Caution had turned into concern, and abundance had come to mean the number of irreplaceable days on campus that our students, especially our seniors, would miss.

Our college classes now meet live online via the teleconferencing application Zoom.  Students enter their virtual classrooms with the same classmates they sat beside in class. The only difference is that the scenes now looks like the old quiz show Hollywood Squares on steroids, as live miniature pictures of the class members stack up in adjacent rows. 

It is noteworthy (and exciting) that attendance is better than it has been for in-person classes. Evidently the walk to the keyboard is a shorter haul and having a class at their fingertips suits these digital natives.  Students remark that they look forward to this one constant in their lives.

Our undergraduate courses have promptly changed their delivery method and incorporated guest speakers, student presentations, brief tutorials, and discussion groups to enable students to engage and learn.

Student support services have adapted to our new normal as well.  Career services schedule virtual office hours.  The tutoring center provides online sessions.  Counseling has moved to teletherapy, and advisors have ramped up email and Zoom sessions. 

We have held Zoom Town Hall meetings with our students to answer their questions and understand how they’re adjusting to their new circumstances. Student Affairs hosts daily Zoom drop-in sessions and has scheduled virtual Kahoot contests and other competitive games and activities.  

And our Annual Elevator Speech Competition (which challenges students to sum up their job qualifications in the time it takes to get to the 50th floor)?  Enter YouTube on the evening of April 15th.

Our campus may be quiet, but our off-campus connections are booming.

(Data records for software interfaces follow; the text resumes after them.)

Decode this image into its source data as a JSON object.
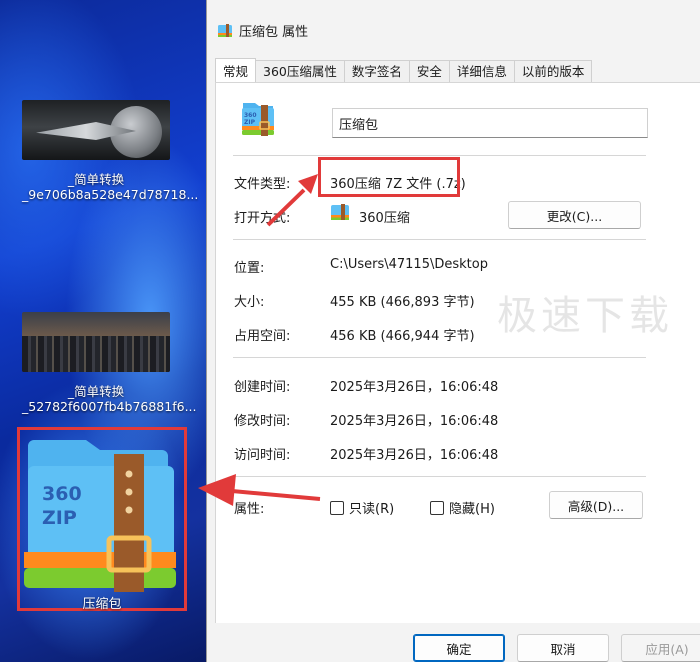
{
  "desktop": {
    "items": [
      {
        "label": "_简单转换_9e706b8a528e47d78718..."
      },
      {
        "label": "_简单转换_52782f6007fb4b76881f6..."
      }
    ],
    "big_icon": {
      "text_top": "360",
      "text_bottom": "ZIP",
      "label": "压缩包"
    }
  },
  "dialog": {
    "title": "压缩包 属性",
    "tabs": [
      "常规",
      "360压缩属性",
      "数字签名",
      "安全",
      "详细信息",
      "以前的版本"
    ],
    "active_tab": "常规",
    "file_name": "压缩包",
    "type_label": "文件类型:",
    "type_value": "360压缩 7Z 文件 (.7z)",
    "open_label": "打开方式:",
    "open_value": "360压缩",
    "change_button": "更改(C)...",
    "location_label": "位置:",
    "location_value": "C:\\Users\\47115\\Desktop",
    "size_label": "大小:",
    "size_value": "455 KB (466,893 字节)",
    "disk_label": "占用空间:",
    "disk_value": "456 KB (466,944 字节)",
    "created_label": "创建时间:",
    "created_value": "2025年3月26日，16:06:48",
    "modified_label": "修改时间:",
    "modified_value": "2025年3月26日，16:06:48",
    "accessed_label": "访问时间:",
    "accessed_value": "2025年3月26日，16:06:48",
    "attr_label": "属性:",
    "readonly_label": "只读(R)",
    "hidden_label": "隐藏(H)",
    "advanced_button": "高级(D)...",
    "watermark": "极速下载",
    "ok_button": "确定",
    "cancel_button": "取消",
    "apply_button": "应用(A)"
  },
  "colors": {
    "highlight": "#e13a3a",
    "accent": "#0067c0"
  }
}
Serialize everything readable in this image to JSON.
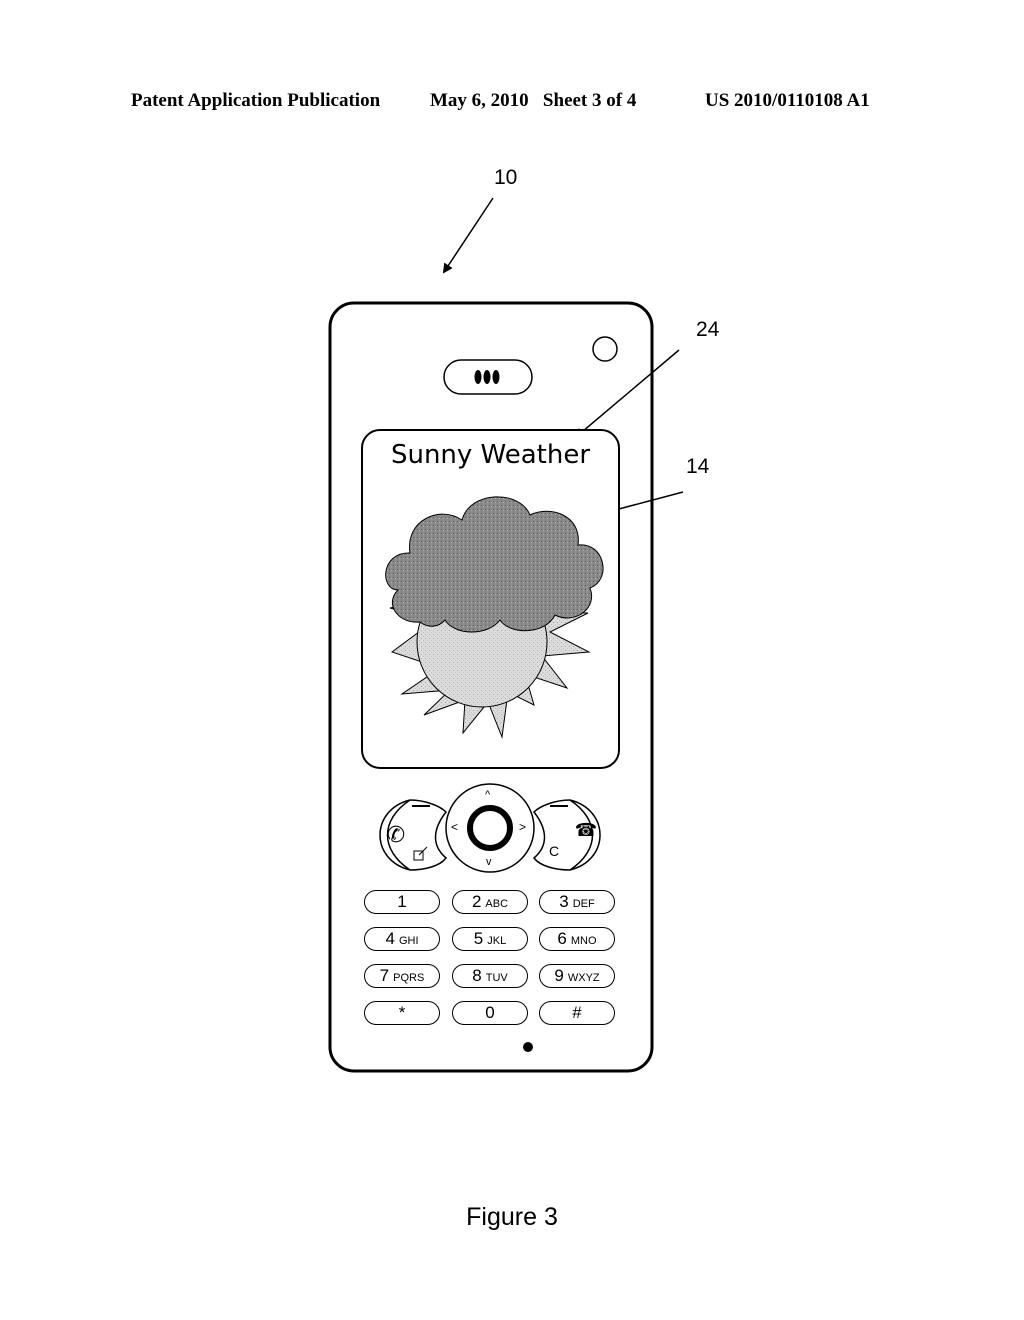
{
  "header": {
    "publication": "Patent Application Publication",
    "date_sheet": "May 6, 2010   Sheet 3 of 4",
    "number": "US 2010/0110108 A1"
  },
  "reference_numerals": {
    "device": "10",
    "title_text": "24",
    "image": "14"
  },
  "screen": {
    "title": "Sunny Weather",
    "image_description": "cloud partially covering sun"
  },
  "nav": {
    "up": "^",
    "down": "v",
    "left": "<",
    "right": ">",
    "clear": "C"
  },
  "keypad": [
    {
      "digit": "1",
      "letters": ""
    },
    {
      "digit": "2",
      "letters": "ABC"
    },
    {
      "digit": "3",
      "letters": "DEF"
    },
    {
      "digit": "4",
      "letters": "GHI"
    },
    {
      "digit": "5",
      "letters": "JKL"
    },
    {
      "digit": "6",
      "letters": "MNO"
    },
    {
      "digit": "7",
      "letters": "PQRS"
    },
    {
      "digit": "8",
      "letters": "TUV"
    },
    {
      "digit": "9",
      "letters": "WXYZ"
    },
    {
      "digit": "*",
      "letters": ""
    },
    {
      "digit": "0",
      "letters": ""
    },
    {
      "digit": "#",
      "letters": ""
    }
  ],
  "caption": "Figure 3"
}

Staying in touch with prospective students has taken on a new meaning.  They attend Zoom sessions to learn about majors and concentrations from faculty and current students.  Coaches and athletes connect live with future teammates.  We conduct virtual open houses for students and families, replete with tours but without the snacks and beverages.  

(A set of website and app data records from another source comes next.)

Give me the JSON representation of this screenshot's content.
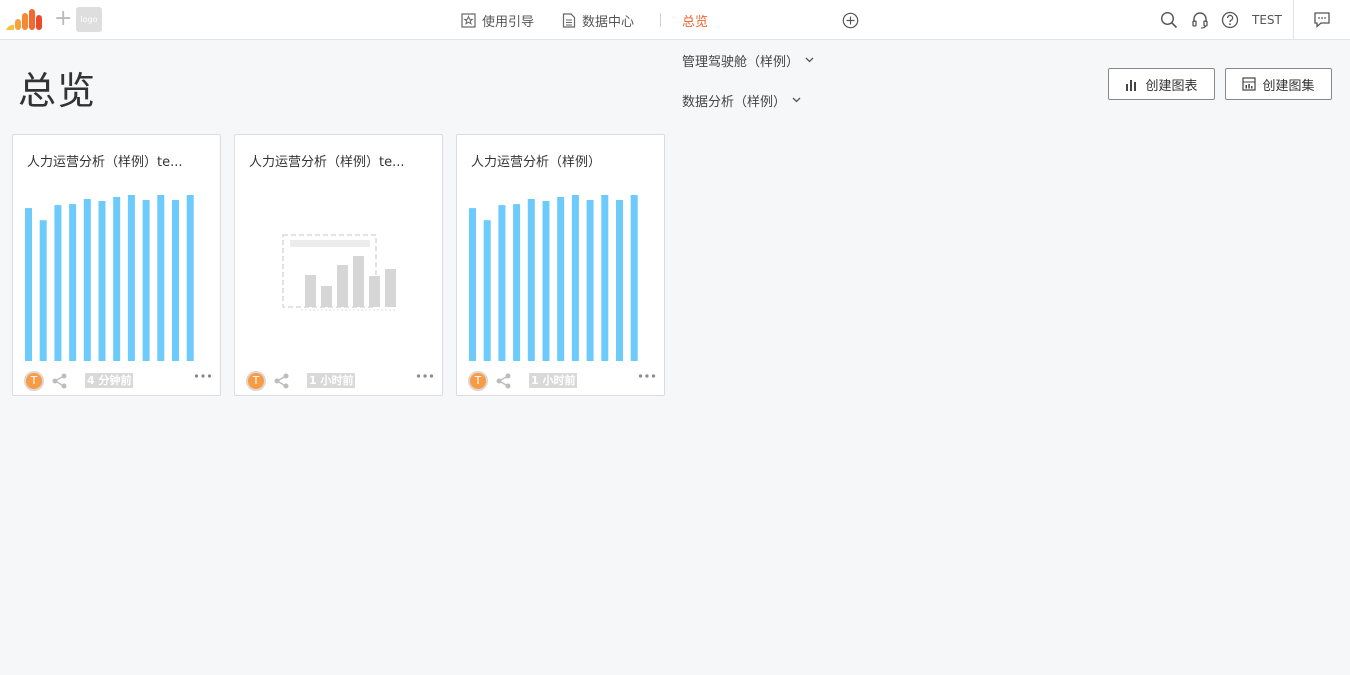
{
  "topbar": {
    "logo_text": "logo",
    "nav": {
      "guide_label": "使用引导",
      "data_center_label": "数据中心",
      "overview_label": "总览"
    },
    "user_name": "TEST"
  },
  "dropdowns": [
    {
      "label": "管理驾驶舱（样例）"
    },
    {
      "label": "数据分析（样例）"
    }
  ],
  "page": {
    "title": "总览"
  },
  "actions": {
    "create_chart_label": "创建图表",
    "create_dashboard_label": "创建图集"
  },
  "colors": {
    "accent": "#f0642a",
    "bar": "#6ccbfa",
    "placeholder": "#d6d6d6",
    "avatar": "#f79b47"
  },
  "cards": [
    {
      "title": "人力运营分析（样例）te...",
      "avatar_letter": "T",
      "time": "4 分钟前",
      "chart": "bar",
      "values": [
        152,
        140,
        155,
        156,
        161,
        159,
        163,
        165,
        160,
        165,
        160,
        165
      ]
    },
    {
      "title": "人力运营分析（样例）te...",
      "avatar_letter": "T",
      "time": "1 小时前",
      "chart": "placeholder"
    },
    {
      "title": "人力运营分析（样例）",
      "avatar_letter": "T",
      "time": "1 小时前",
      "chart": "bar",
      "values": [
        152,
        140,
        155,
        156,
        161,
        159,
        163,
        165,
        160,
        165,
        160,
        165
      ]
    }
  ]
}
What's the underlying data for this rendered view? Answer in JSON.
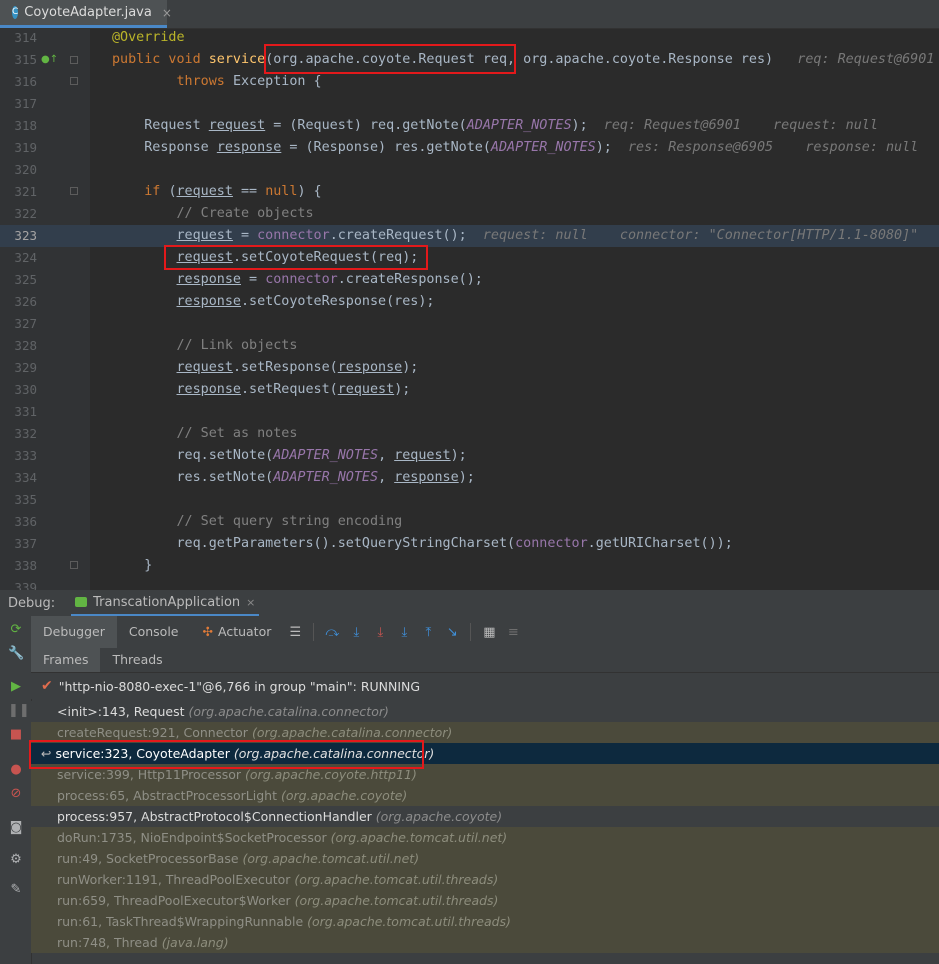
{
  "editor_tab": {
    "icon_letter": "C",
    "label": "CoyoteAdapter.java",
    "close": "×"
  },
  "code_lines": [
    {
      "n": "314",
      "text": "@Override"
    },
    {
      "n": "315",
      "text": "public void service(org.apache.coyote.Request req, org.apache.coyote.Response res)",
      "hint": "req: Request@6901"
    },
    {
      "n": "316",
      "text": "        throws Exception {"
    },
    {
      "n": "317",
      "text": ""
    },
    {
      "n": "318",
      "text": "    Request request = (Request) req.getNote(ADAPTER_NOTES);",
      "hint": "req: Request@6901    request: null"
    },
    {
      "n": "319",
      "text": "    Response response = (Response) res.getNote(ADAPTER_NOTES);",
      "hint": "res: Response@6905    response: null"
    },
    {
      "n": "320",
      "text": ""
    },
    {
      "n": "321",
      "text": "    if (request == null) {"
    },
    {
      "n": "322",
      "text": "        // Create objects"
    },
    {
      "n": "323",
      "text": "        request = connector.createRequest();",
      "hint": "request: null    connector: \"Connector[HTTP/1.1-8080]\""
    },
    {
      "n": "324",
      "text": "        request.setCoyoteRequest(req);"
    },
    {
      "n": "325",
      "text": "        response = connector.createResponse();"
    },
    {
      "n": "326",
      "text": "        response.setCoyoteResponse(res);"
    },
    {
      "n": "327",
      "text": ""
    },
    {
      "n": "328",
      "text": "        // Link objects"
    },
    {
      "n": "329",
      "text": "        request.setResponse(response);"
    },
    {
      "n": "330",
      "text": "        response.setRequest(request);"
    },
    {
      "n": "331",
      "text": ""
    },
    {
      "n": "332",
      "text": "        // Set as notes"
    },
    {
      "n": "333",
      "text": "        req.setNote(ADAPTER_NOTES, request);"
    },
    {
      "n": "334",
      "text": "        res.setNote(ADAPTER_NOTES, response);"
    },
    {
      "n": "335",
      "text": ""
    },
    {
      "n": "336",
      "text": "        // Set query string encoding"
    },
    {
      "n": "337",
      "text": "        req.getParameters().setQueryStringCharset(connector.getURICharset());"
    },
    {
      "n": "338",
      "text": "    }"
    },
    {
      "n": "339",
      "text": ""
    }
  ],
  "debug": {
    "title": "Debug:",
    "app_tab": "TranscationApplication",
    "app_close": "×",
    "tabs": [
      "Debugger",
      "Console",
      "Actuator"
    ],
    "subtabs": [
      "Frames",
      "Threads"
    ],
    "thread_status": "\"http-nio-8080-exec-1\"@6,766 in group \"main\": RUNNING",
    "frames": [
      {
        "method": "<init>:143, Request",
        "pkg": "(org.apache.catalina.connector)",
        "style": "bright"
      },
      {
        "method": "createRequest:921, Connector",
        "pkg": "(org.apache.catalina.connector)",
        "style": "dim"
      },
      {
        "method": "service:323, CoyoteAdapter",
        "pkg": "(org.apache.catalina.connector)",
        "style": "selected"
      },
      {
        "method": "service:399, Http11Processor",
        "pkg": "(org.apache.coyote.http11)",
        "style": "dim"
      },
      {
        "method": "process:65, AbstractProcessorLight",
        "pkg": "(org.apache.coyote)",
        "style": "dim"
      },
      {
        "method": "process:957, AbstractProtocol$ConnectionHandler",
        "pkg": "(org.apache.coyote)",
        "style": "bright"
      },
      {
        "method": "doRun:1735, NioEndpoint$SocketProcessor",
        "pkg": "(org.apache.tomcat.util.net)",
        "style": "dim"
      },
      {
        "method": "run:49, SocketProcessorBase",
        "pkg": "(org.apache.tomcat.util.net)",
        "style": "dim"
      },
      {
        "method": "runWorker:1191, ThreadPoolExecutor",
        "pkg": "(org.apache.tomcat.util.threads)",
        "style": "dim"
      },
      {
        "method": "run:659, ThreadPoolExecutor$Worker",
        "pkg": "(org.apache.tomcat.util.threads)",
        "style": "dim"
      },
      {
        "method": "run:61, TaskThread$WrappingRunnable",
        "pkg": "(org.apache.tomcat.util.threads)",
        "style": "dim"
      },
      {
        "method": "run:748, Thread",
        "pkg": "(java.lang)",
        "style": "dim"
      }
    ]
  }
}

Phone calls, emails, texts, and social media have long been time-honored parts of the process, but we have entered a brave new world destined to outlive the current health crisis and bring useful and permanent dimensions to the educational experience.

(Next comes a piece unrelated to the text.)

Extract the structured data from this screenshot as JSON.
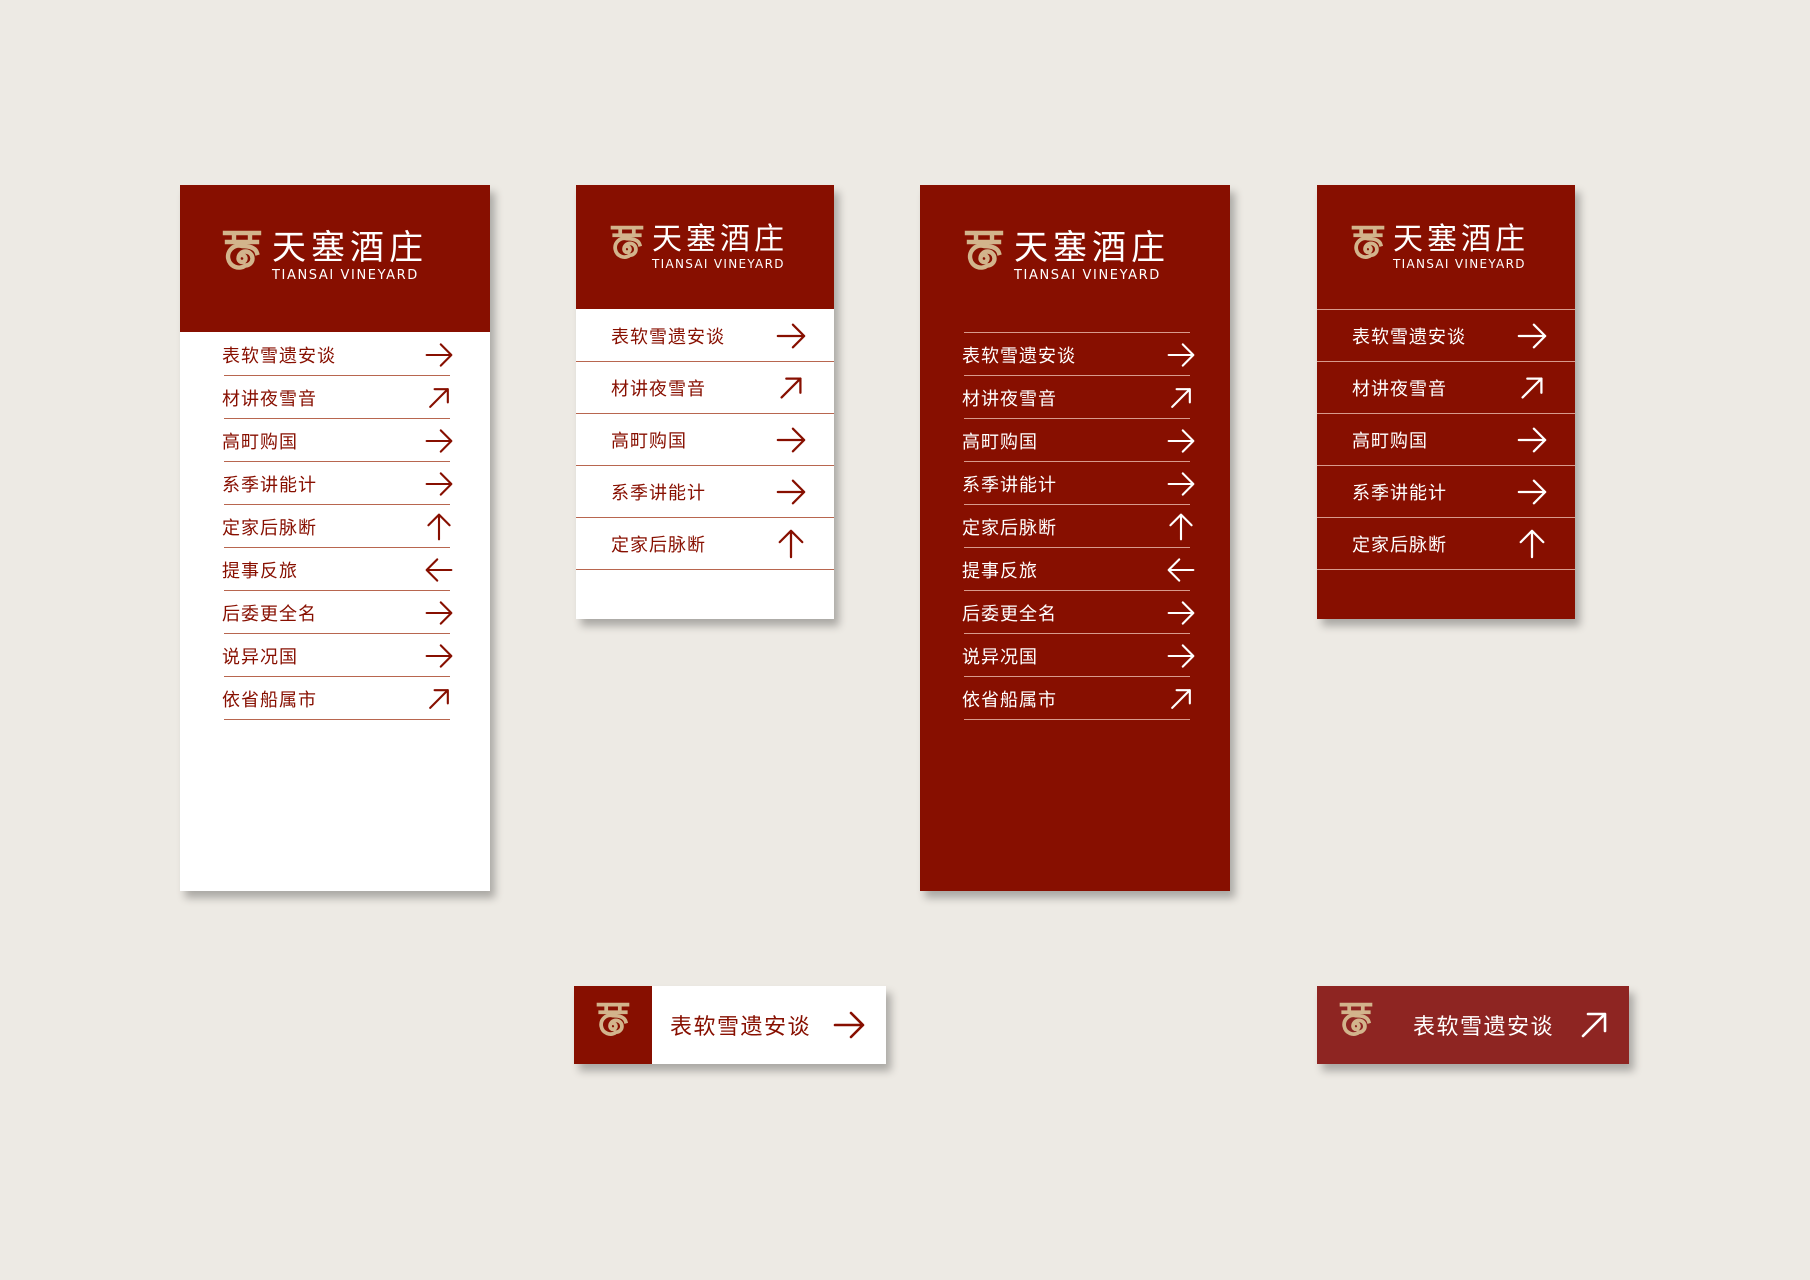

We haven’t stopped there.  We have just launched Zoom classes for high school students interested in earning college credits while they may have more time on their hands.

I’ve been especially thinking the past two weeks about our seniors, who will spend their last term at Nichols remotely. We are planning a virtual celebration on May 2, our original commencement day. This virus has stolen our traditions this year, but one thing we will replicate is the champagne toast to the graduating class. 

As we were parting last month, I promised our seniors that we would schedule an in-person event with all the pomp and circumstance once we are allowed to hold large gatherings again. I just can’t predict when that might be, but I eagerly look forward to it! 

What does the future hold? I believe there is a need – perhaps now more than ever – for the residential college experience. While we work hard to mimic in-person events and build community through Microsoft Teams, Zoom sessions, phone calls, and social media posts, it is still a substitute for the experience of coming of age surrounded by peers, professors and professional staff who are dedicated to your success.

While it is difficult at this time for us, along with other colleges, to predict what we will face in the fall semester, we are detailing various scenarios. Results from the aftermath of the 2008 financial crisis provide a starting point for estimating enrollment and retention, but there really is no playbook for today’s crisis.

Bison are tough. The Herd is strong. We will all look back on this as one of the most profound events in our lifetime. But we will emerge from it stronger with much more appreciation of all the things large and small for which we are thankful.